On-grid vs Off-grid

This is a brief outline of one of the themes of a presentaton I gave with Gustav Bergquist at DCD Zettastructure in London on 8 November 2017.

[LONDON 8 November 2017] Adopting an off-grid strategy is tempting. But going off-grid is typically counter-productive, particularly for highly efficient hyperscale data centers, both financially and environmentally.

THE ADVANTAGES FROM STAYING CONNECTED

An on-grid strategy has the potential to beat an off-grid strategy financially, technically and environmentally both in the short and long term.

First, the on-grid strategy is a necessity for realizing financially attractive scale economies in input markets. It is straightforward that the average cost of power generation in hydro and wind is reduced as the plants can be built at rational scale. Less straightforward is the advantage that a pool of intermittent energy production spread over a large geographically area tends to have more predictable combined output than any single generator, which reduces the need for balancing resources.

Second, related to the advantage of scale economies in renewable power generation is the advantage of scale in heat recovery. Connecting the data center to a large district energy system has the advantage that the data center can be built at cost-efficient hyperscale while still allowing commercially motivated heat recovery. Connecting to a large system for heat recovery helps matching demand and supply to greater extent and at lower cost.

Third, an on-grid strategy relies heavily on competition between suppliers. In jurisdictions, such as the Scandinavian countries, where distribution and production are unbundled – with the former being a regulated while the latter is an unregulated market – each producer is small relative to the market despite scale economies in generation. As a result, data centers have both choice and attractive prices.

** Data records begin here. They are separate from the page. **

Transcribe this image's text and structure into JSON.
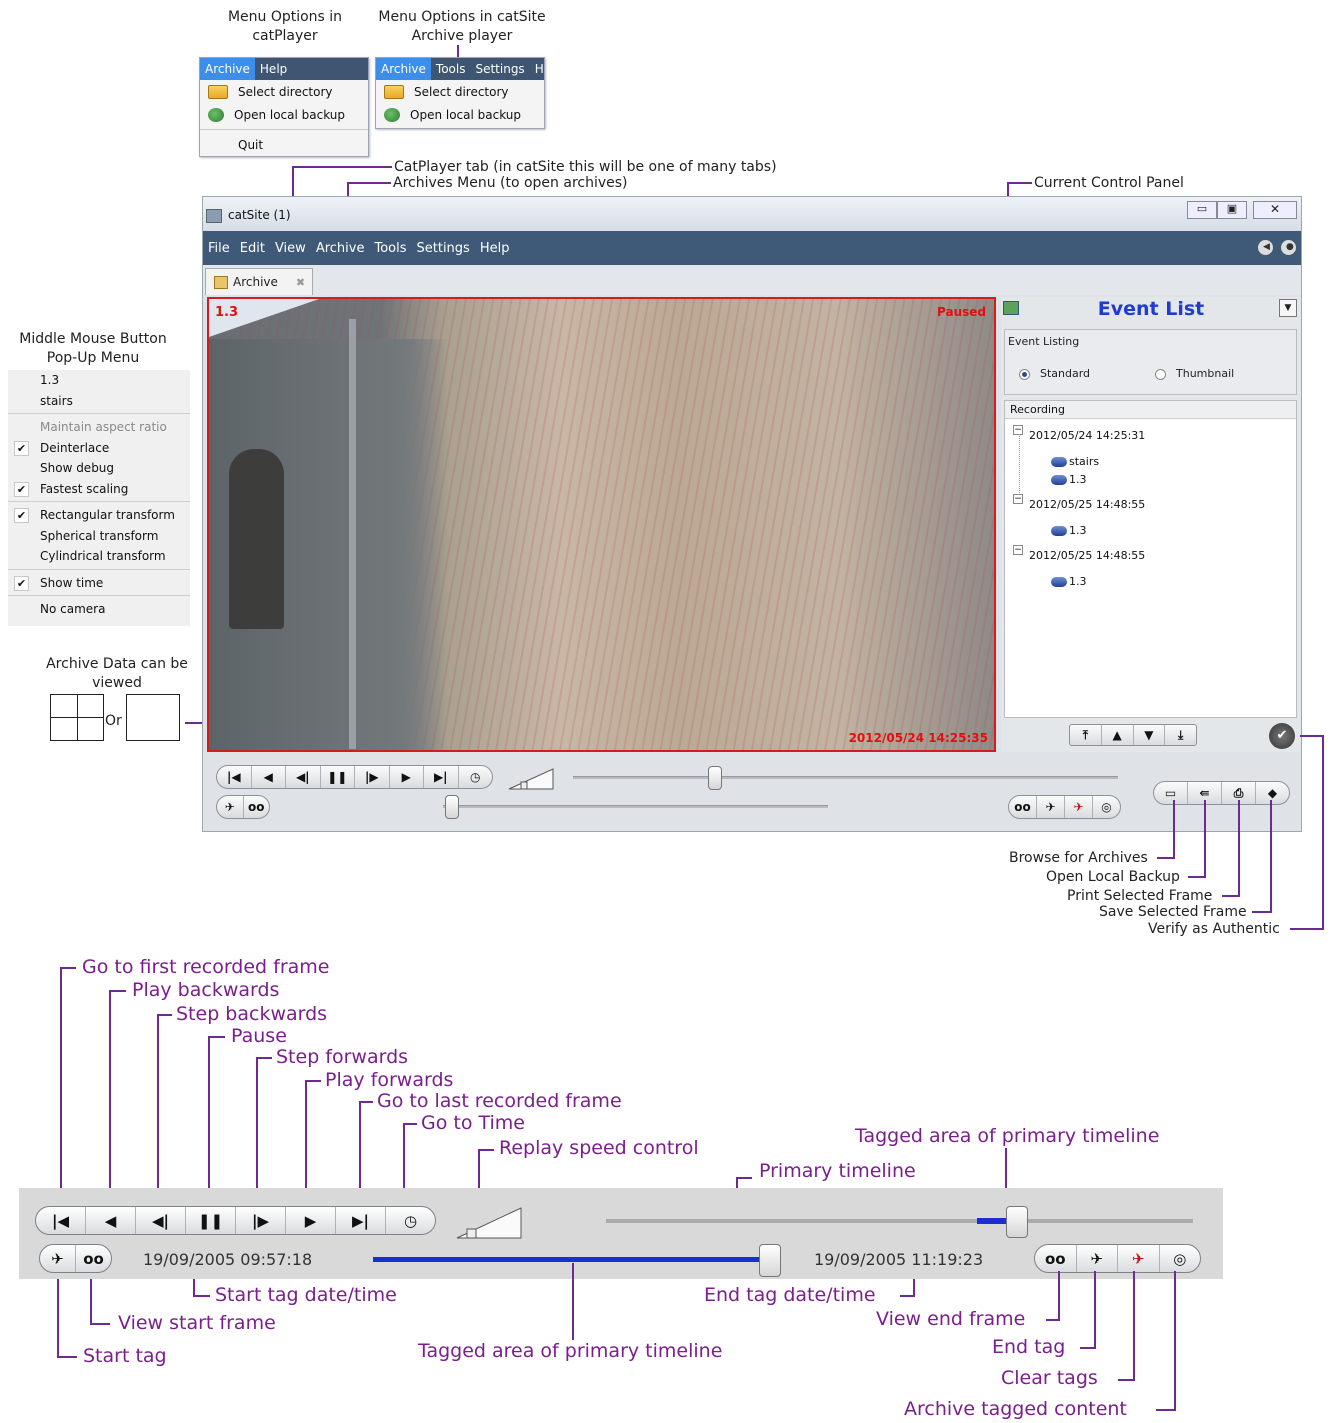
{
  "headings": {
    "catplayer_menu": "Menu Options in catPlayer",
    "catsite_menu": "Menu Options in catSite Archive player",
    "popup_menu": "Middle Mouse Button Pop-Up Menu",
    "archive_views": "Archive Data can be viewed",
    "or_label": "Or"
  },
  "catplayer_menu": {
    "bar": [
      "Archive",
      "Help"
    ],
    "items": [
      "Select directory",
      "Open local backup",
      "Quit"
    ]
  },
  "catsite_menu": {
    "bar": [
      "Archive",
      "Tools",
      "Settings",
      "H"
    ],
    "items": [
      "Select directory",
      "Open local backup"
    ]
  },
  "popup": {
    "items": [
      {
        "label": "1.3",
        "checked": false,
        "disabled": false
      },
      {
        "label": "stairs",
        "checked": false,
        "disabled": false
      },
      {
        "label": "Maintain aspect ratio",
        "checked": false,
        "disabled": true
      },
      {
        "label": "Deinterlace",
        "checked": true,
        "disabled": false
      },
      {
        "label": "Show debug",
        "checked": false,
        "disabled": false
      },
      {
        "label": "Fastest scaling",
        "checked": true,
        "disabled": false
      },
      {
        "label": "Rectangular transform",
        "checked": true,
        "disabled": false
      },
      {
        "label": "Spherical transform",
        "checked": false,
        "disabled": false
      },
      {
        "label": "Cylindrical transform",
        "checked": false,
        "disabled": false
      },
      {
        "label": "Show time",
        "checked": true,
        "disabled": false
      },
      {
        "label": "No camera",
        "checked": false,
        "disabled": false
      }
    ]
  },
  "window": {
    "title": "catSite (1)",
    "menu": [
      "File",
      "Edit",
      "View",
      "Archive",
      "Tools",
      "Settings",
      "Help"
    ],
    "tab_label": "Archive",
    "video": {
      "camera": "1.3",
      "status": "Paused",
      "timestamp": "2012/05/24 14:25:35"
    },
    "panel": {
      "title": "Event List",
      "event_listing_label": "Event Listing",
      "radio_standard": "Standard",
      "radio_thumbnail": "Thumbnail",
      "recording_label": "Recording",
      "groups": [
        {
          "date": "2012/05/24 14:25:31",
          "cams": [
            "stairs",
            "1.3"
          ]
        },
        {
          "date": "2012/05/25 14:48:55",
          "cams": [
            "1.3"
          ]
        },
        {
          "date": "2012/05/25 14:48:55",
          "cams": [
            "1.3"
          ]
        }
      ]
    },
    "timeline_position": 0.26
  },
  "annotations": {
    "catplayer_tab": "CatPlayer tab (in catSite this will be one of many tabs)",
    "archives_menu": "Archives Menu (to open archives)",
    "current_control_panel": "Current Control Panel",
    "browse": "Browse for Archives",
    "open_local": "Open Local Backup",
    "print": "Print Selected Frame",
    "save": "Save Selected Frame",
    "verify": "Verify as Authentic"
  },
  "detail": {
    "labels": {
      "first": "Go to first recorded frame",
      "play_back": "Play backwards",
      "step_back": "Step backwards",
      "pause": "Pause",
      "step_fwd": "Step forwards",
      "play_fwd": "Play forwards",
      "last": "Go to last recorded frame",
      "goto_time": "Go to Time",
      "speed": "Replay speed control",
      "tagged_primary_top": "Tagged area of primary timeline",
      "primary": "Primary timeline",
      "start_tag_dt": "Start tag date/time",
      "view_start": "View start frame",
      "start_tag": "Start tag",
      "tagged_primary_bottom": "Tagged area of primary timeline",
      "end_tag_dt": "End tag date/time",
      "view_end": "View end frame",
      "end_tag": "End tag",
      "clear_tags": "Clear tags",
      "archive_tagged": "Archive tagged content"
    },
    "start_date": "19/09/2005 09:57:18",
    "end_date": "19/09/2005 11:19:23",
    "primary_tag_level": 0.7
  },
  "colors": {
    "annotation": "#6d2a90",
    "window_menu": "#3f5a78",
    "highlight": "#3d8ee8",
    "video_border": "#d21d1d",
    "timeline": "#1a2fd1"
  }
}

Fourth, strong and well-built energy infrastructure networks make the world smaller and introduce geographical flexibility. Rather than choosing a location for off-grid generation or a site in proximity of renewable energy production (e.g. a hydro plant or wind farm), the Nordic power market is available to customers across all of Scandinavia. This permits data centers in cities, most notably Stockholm, to combine hydro/wind, with commercial energy recycling, abundant supply of technical expertise and very competitive fiber networks.

BUT IT’S A MIXED BAG

Connecting a data center to energy infrastructure is associated with several costs. The most important being the dependency it creates, both financially and technically, between the data center and the owner of the infrastructure. Moreover, connecting to a vast network adds complexity and an informational challenge as the status and operations of the system become less transparent. Finally, the direct cost (i.e. connection fees and usage tariffs) typically have a damping effect on the utility customer’s enthusiasm to stay connected.

CONDUCIVE CONDITIONS FOR INVESTMENT

The basis for value creation of on-grid solutions is a close and productive relationship between utilities – power grid and district energy companies – and data centers. In practice, it requires a business-oriented approach that recognizes the need for open dialogue (to identify common interests and solutions), interdependence (for joint optimization and capital savings) and speed (capturing opportunities in dynamic and competitive markets).

Mattias Ganslandt, CEO and President of Multigrid